Rifleman Martin Dawson, 4 Platoon, B Company, 3 RIFLES, said:
Rifleman Holkham was one of the top blokes in the platoon; full of character, always up for a laugh, but on the ground a true professional. I would have followed him anywhere, gone but never forgotten.
Rifleman Galandou Goode, 4 Platoon, B Company, 3 RIFLES, said:
Holkham was one of the best lads in the platoon, he loved his job very much. He will never be forgotten in our hearts or thoughts. We are going to miss you big Holks. RIP.
Rifleman Damien Hines, 4 Platoon, B Company, 3 RIFLES, said:
I remember Dan first arriving at the battalion. I gave him a lift home, the whole three-hour journey drive he never spoke a word, but now shutting him up was the problem! Dan was a truly great soldier; brave, professional, just a top lad in general. I will miss our little chats about home, RIP mate.
Rifleman Joshua Martin, 4 Platoon, B Company, 3 RIFLES, said:
You were a great Rifleman and a good lad. I won’t forget your courage, you will be missed mate.
Rifleman Michael Painter, 4 Platoon, B Company, 3 RIFLES, said:
Gutted you’re gone mate, the section is not going to be the same without you, missing you already.
Rifleman Luke Pawson, 4 Platoon, B Company, 3 RIFLES, said:
Daniel ‘Dave’ Holkham was one of the best, most switched on blokes I’ve ever met. No-one ever had a bad word to say about him. He will be sorely missed and our thoughts are with his brothers and family. Rest in Peace mate.
Rifleman Alexander Plant, 4 Platoon, B Company, 3 RIFLES, said:
Top bloke and an outstanding soldier/Barma man. 4 Platoon have lost another great warrior. You will be sorely missed - RIP mate.
Rifleman James Reeves, 4 Platoon, B Company, 3 RIFLES, said:
Holkham was a good man and a great soldier, the heart of the Platoon, he will be missed.
Rifleman Ryan Scott, 4 Platoon, B Company, 3 RIFLES, said:
One of 4 Platoon’s finest blokes, a Barma man through and through, gone but never forgotten.
Rifleman Jem Smale, 4 Platoon, B Company, 3 RIFLES, said:
Holkham, you will always be with us in our hearts, never forgotten, a truly brave soldier and a fine bloke to have known.
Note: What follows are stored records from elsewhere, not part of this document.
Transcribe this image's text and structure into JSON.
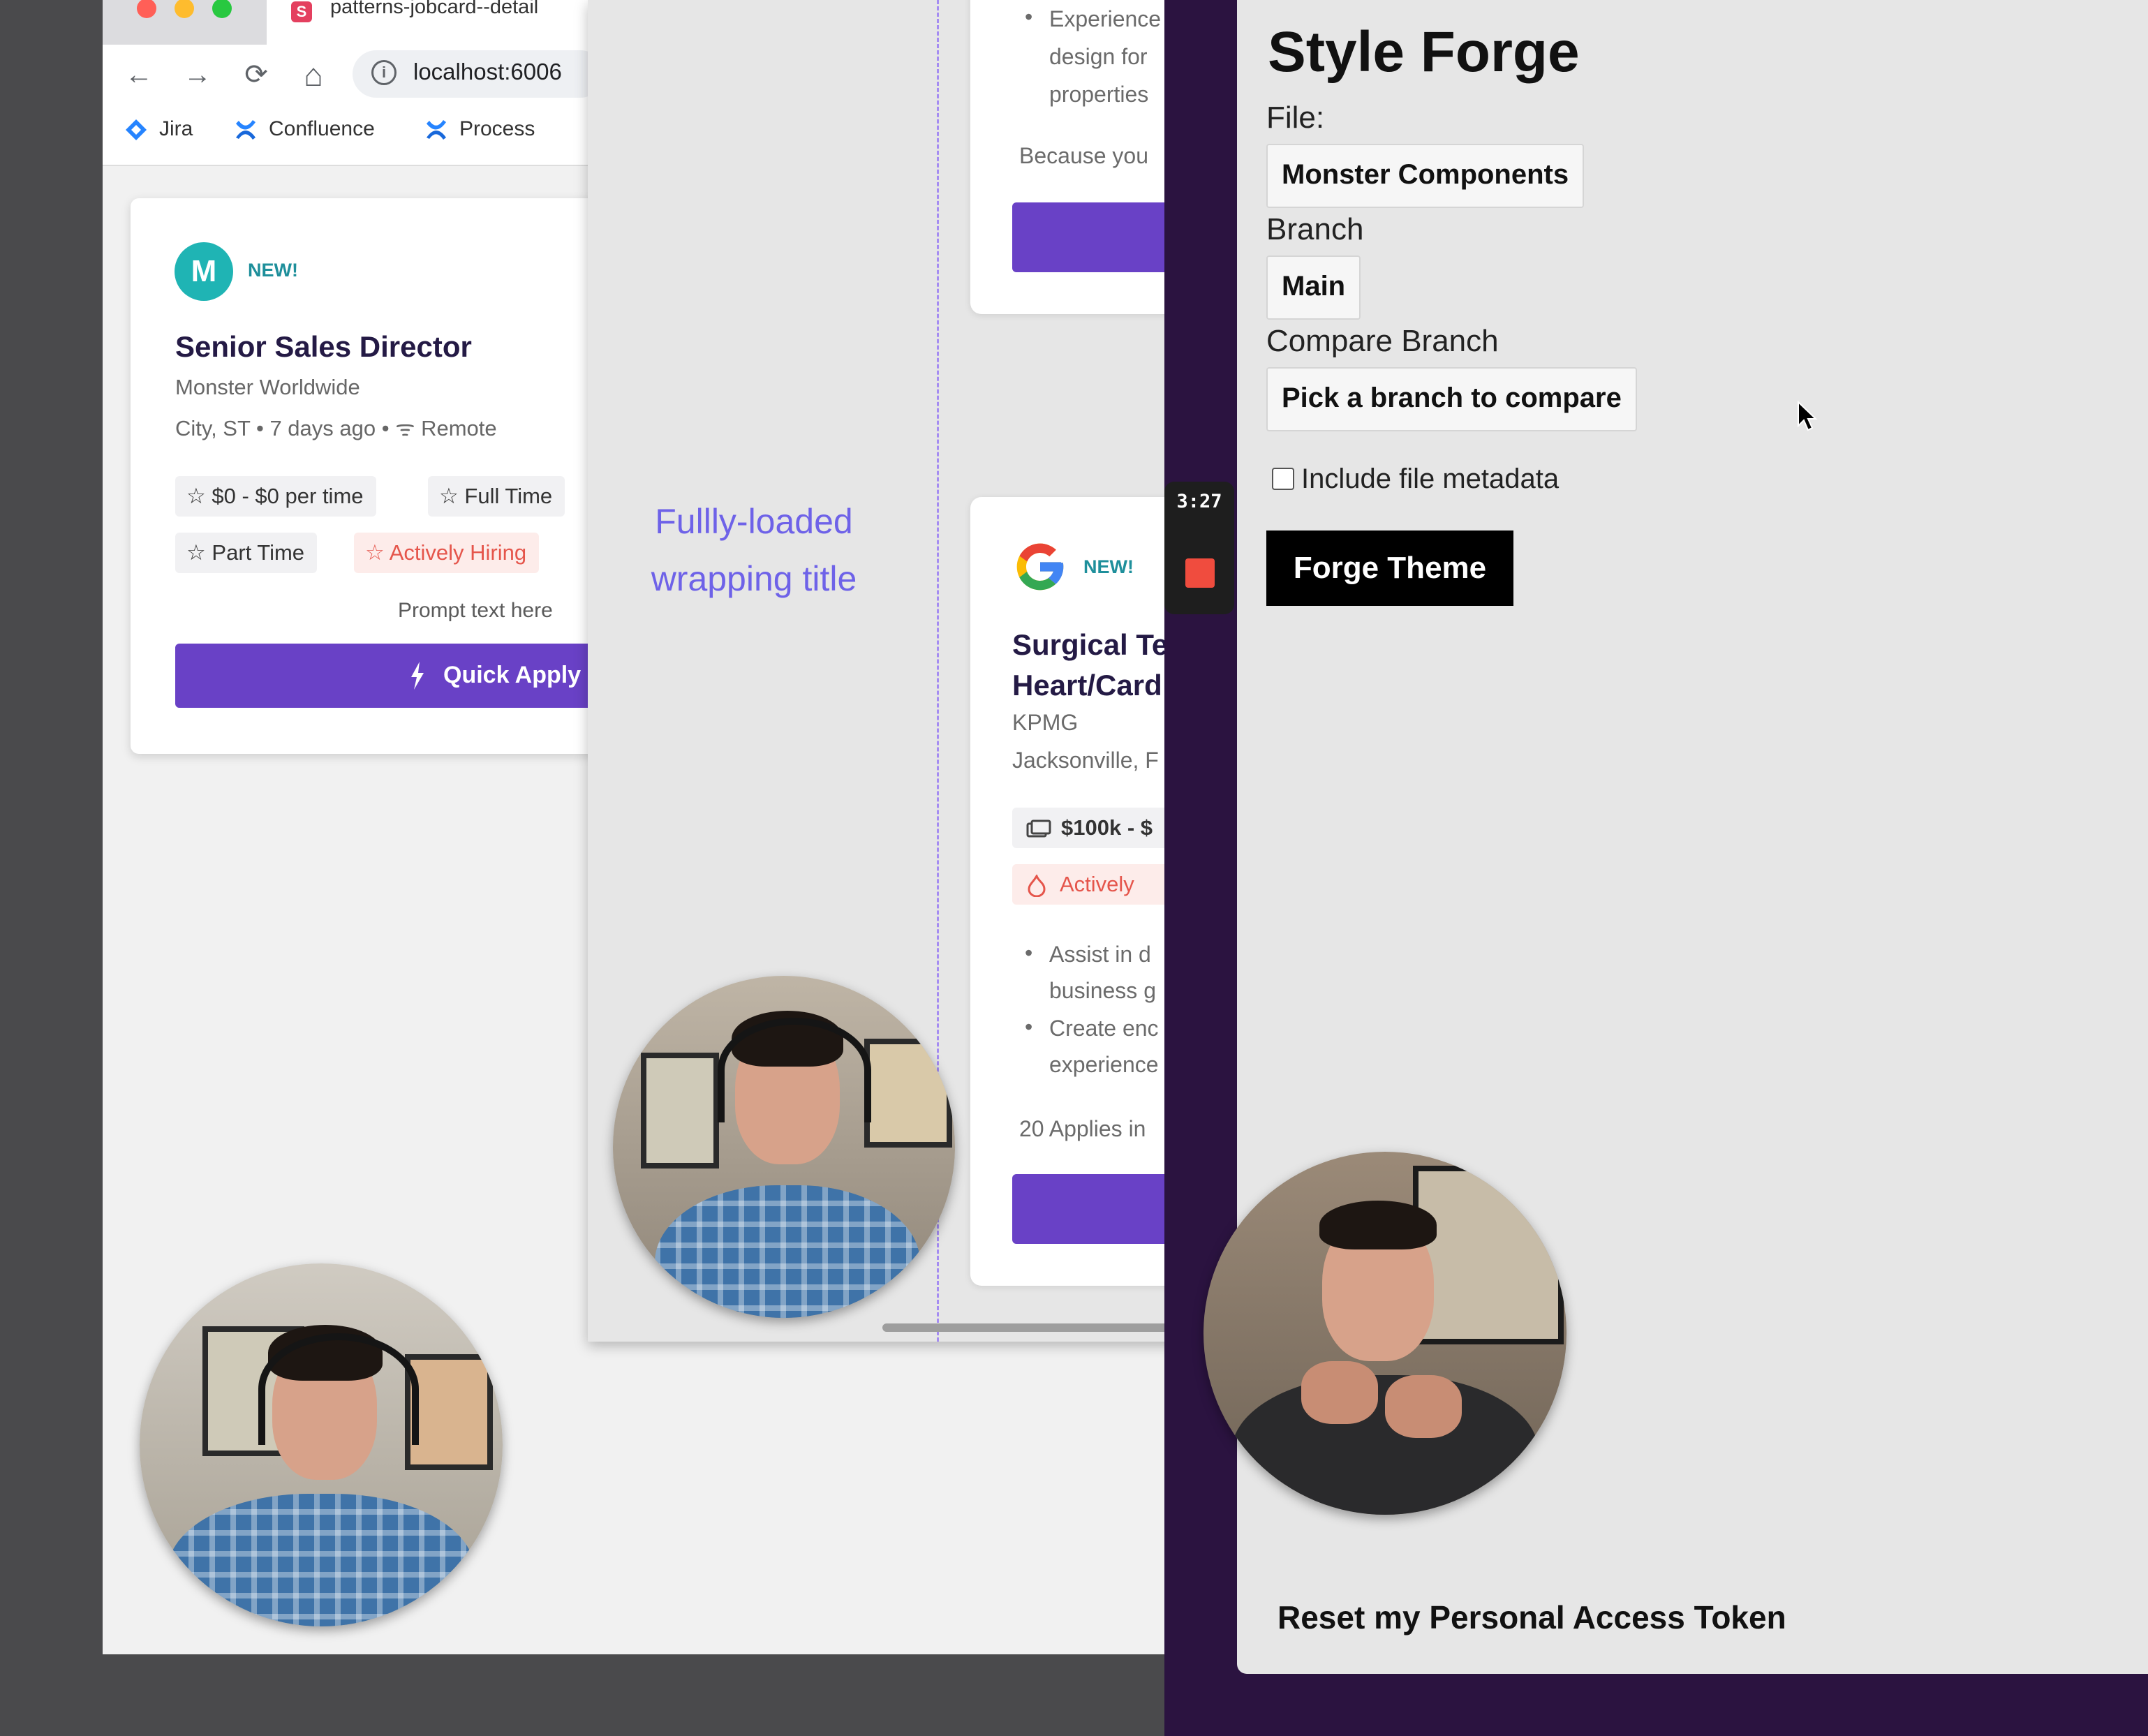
{
  "browser": {
    "tab_title": "patterns-jobcard--detail",
    "favicon_letter": "S",
    "url": "localhost:6006",
    "nav": {
      "back": "←",
      "forward": "→",
      "reload": "⟳",
      "home": "⌂",
      "info": "i"
    },
    "bookmarks": [
      {
        "label": "Jira",
        "icon": "jira-icon"
      },
      {
        "label": "Confluence",
        "icon": "confluence-icon"
      },
      {
        "label": "Process",
        "icon": "confluence-icon"
      }
    ]
  },
  "jobcard": {
    "logo_letter": "M",
    "badge": "NEW!",
    "title": "Senior Sales Director",
    "company": "Monster Worldwide",
    "meta": "City, ST  •  7 days ago  •  ᯤ Remote",
    "chips": [
      "☆ $0 - $0 per time",
      "☆ Full Time",
      "☆ Part Time",
      "☆ Actively Hiring"
    ],
    "prompt": "Prompt text here",
    "quick_apply": "Quick Apply",
    "quick_apply_icon": "lightning-icon"
  },
  "canvas": {
    "wrapping_title_line1": "Fullly-loaded",
    "wrapping_title_line2": "wrapping title",
    "top_card": {
      "bullet_lines": [
        "Experience",
        "design for",
        "properties"
      ],
      "footer": "Because you"
    },
    "google_card": {
      "badge": "NEW!",
      "title_line1": "Surgical Te",
      "title_line2": "Heart/Card",
      "company": "KPMG",
      "location": "Jacksonville, F",
      "chip_salary": "$100k - $",
      "chip_hiring": "Actively",
      "bullets": [
        [
          "Assist in d",
          "business g"
        ],
        [
          "Create enc",
          "experience"
        ]
      ],
      "applies": "20 Applies in"
    }
  },
  "recorder": {
    "time": "3:27"
  },
  "plugin": {
    "title": "Style Forge",
    "file_label": "File:",
    "file_value": "Monster Components",
    "branch_label": "Branch",
    "branch_value": "Main",
    "compare_label": "Compare Branch",
    "compare_value": "Pick a branch to compare",
    "metadata_label": "Include file metadata",
    "metadata_checked": false,
    "forge_button": "Forge Theme",
    "reset_link": "Reset my Personal Access Token"
  },
  "colors": {
    "primary_purple": "#6941c6",
    "teal": "#1fb4b4",
    "hot_red": "#e5554b",
    "canvas_title": "#6e62e8",
    "plugin_bg": "#e6e6e6",
    "desktop_purple": "#2b1340"
  }
}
Rest in Peace mate.
Rifleman Kevin Spicer, 4 Platoon, B Company, 3 RIFLES, said:
Holkham was a top bloke, a true wide boy, always up for a laugh. But when it came down to business he was one of the best soldiers I knew and was professional; also he was one of the best Barma men out there. I would have followed him anywhere. Rest in Peace, you will be truly missed and never forgotten.
Rifleman Leon Van Wyk, 4 Platoon, B Company, 3 RIFLES, said:
Holkham, you were a good Rifleman that was always up to the job. You’ll be missed and never forgotten about.
Defence Secretary Bob Ainsworth said:
I was deeply saddened to hear of the death of Rifleman Daniel Holkham. He was clearly an extremely brave and respected Rifleman who had helped to save the lives of those around him through his work detecting IEDs.
His dedication and selflessness will be sorely missed by his friends and colleagues in 3 RIFLES.
My thoughts and sympathies are with them and Daniel’s family at this very difficult time.